- It's with mixed feelings as I read the title. I have not set it, but it implies a difficult period in my life and, of course, it is real. The most important thing, however, is the joyful musical creation and the energy that the music gives back. Life has endless possibilities, said Erik Westberg, professor at Luleå University of Technology.
A story worthy of spreading
Since 1990, Erik Westberg has worked at the School of Music at Luleå University of Technology where he teaches choir conducting and choir singing. He has achieved great success with the music school's chamber choir and his own vocal ensemble and was chosen in the Royal Musical Academy in 2008. Erik Westberg feels honored and touched by the fact that his life and deed have now become the subject of a documentary.
– Several of my close friends and colleagues have been interviewed. I get warm inside to listen to other people's reflections and thoughts, says Erik Westberg, who, however, found it difficult to talk about a darker time in life when he was plagued by mental illness.
– It was difficult to go through the period of disease. I want to lay it behind me. But if someone - through my story - can find keys to find their way back then the story is worth being reproduced.
Personal portrait done with respect and consideration
The documentary that was premiered on Saturday January 13 was made by Malin Winberg, who studied journalism at Luleå University of Technology in 2009 to 2012. The main character himself is pleased with the final result.

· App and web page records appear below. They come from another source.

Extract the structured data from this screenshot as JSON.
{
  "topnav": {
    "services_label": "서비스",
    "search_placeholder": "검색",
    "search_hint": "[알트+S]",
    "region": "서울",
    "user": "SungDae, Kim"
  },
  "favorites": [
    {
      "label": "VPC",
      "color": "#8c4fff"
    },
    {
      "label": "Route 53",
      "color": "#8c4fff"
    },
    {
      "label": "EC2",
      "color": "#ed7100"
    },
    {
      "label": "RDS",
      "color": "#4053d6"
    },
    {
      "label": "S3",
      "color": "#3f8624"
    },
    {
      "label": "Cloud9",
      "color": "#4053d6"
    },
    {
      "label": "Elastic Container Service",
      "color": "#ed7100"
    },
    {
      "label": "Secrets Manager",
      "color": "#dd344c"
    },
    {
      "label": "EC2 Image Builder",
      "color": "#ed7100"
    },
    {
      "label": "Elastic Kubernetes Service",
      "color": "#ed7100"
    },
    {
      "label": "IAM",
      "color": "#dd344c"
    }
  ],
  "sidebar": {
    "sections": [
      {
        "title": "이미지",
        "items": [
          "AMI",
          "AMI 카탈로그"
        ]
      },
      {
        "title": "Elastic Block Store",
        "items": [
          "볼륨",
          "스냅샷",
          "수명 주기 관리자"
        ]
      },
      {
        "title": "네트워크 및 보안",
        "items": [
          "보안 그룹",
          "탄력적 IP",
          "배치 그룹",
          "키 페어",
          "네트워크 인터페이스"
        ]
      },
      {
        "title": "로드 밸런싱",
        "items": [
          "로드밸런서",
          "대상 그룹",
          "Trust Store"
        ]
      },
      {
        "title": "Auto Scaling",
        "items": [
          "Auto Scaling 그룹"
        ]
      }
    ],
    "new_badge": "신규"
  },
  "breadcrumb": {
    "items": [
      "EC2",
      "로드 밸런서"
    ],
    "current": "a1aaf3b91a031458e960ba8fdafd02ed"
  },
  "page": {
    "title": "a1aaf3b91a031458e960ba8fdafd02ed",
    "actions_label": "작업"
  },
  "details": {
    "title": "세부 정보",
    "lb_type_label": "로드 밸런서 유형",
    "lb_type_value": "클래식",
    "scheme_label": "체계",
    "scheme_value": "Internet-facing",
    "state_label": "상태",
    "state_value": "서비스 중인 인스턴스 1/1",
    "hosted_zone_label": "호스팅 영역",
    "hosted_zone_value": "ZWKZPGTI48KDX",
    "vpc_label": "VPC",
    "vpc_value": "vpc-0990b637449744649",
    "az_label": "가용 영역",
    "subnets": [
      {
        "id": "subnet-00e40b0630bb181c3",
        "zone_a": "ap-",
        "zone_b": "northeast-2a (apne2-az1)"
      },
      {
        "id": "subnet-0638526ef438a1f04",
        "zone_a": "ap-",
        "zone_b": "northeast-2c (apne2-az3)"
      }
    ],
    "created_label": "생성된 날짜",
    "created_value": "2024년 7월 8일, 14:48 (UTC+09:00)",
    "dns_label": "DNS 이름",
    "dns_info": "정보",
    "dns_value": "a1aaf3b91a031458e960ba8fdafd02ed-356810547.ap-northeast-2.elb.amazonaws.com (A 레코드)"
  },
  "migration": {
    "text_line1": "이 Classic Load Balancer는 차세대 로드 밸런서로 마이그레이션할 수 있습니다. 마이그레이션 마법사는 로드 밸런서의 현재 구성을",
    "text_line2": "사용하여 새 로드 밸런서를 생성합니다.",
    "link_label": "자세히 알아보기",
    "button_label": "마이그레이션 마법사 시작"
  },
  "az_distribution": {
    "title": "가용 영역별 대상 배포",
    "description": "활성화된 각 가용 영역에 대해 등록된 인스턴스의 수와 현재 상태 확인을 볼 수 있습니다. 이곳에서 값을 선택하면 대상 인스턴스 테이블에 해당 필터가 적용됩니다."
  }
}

– Hearing his voice is close to anxiety, but on the whole, the documentary is done with respect and care and with a lot of music. It's liberating with so much music - there's the answer!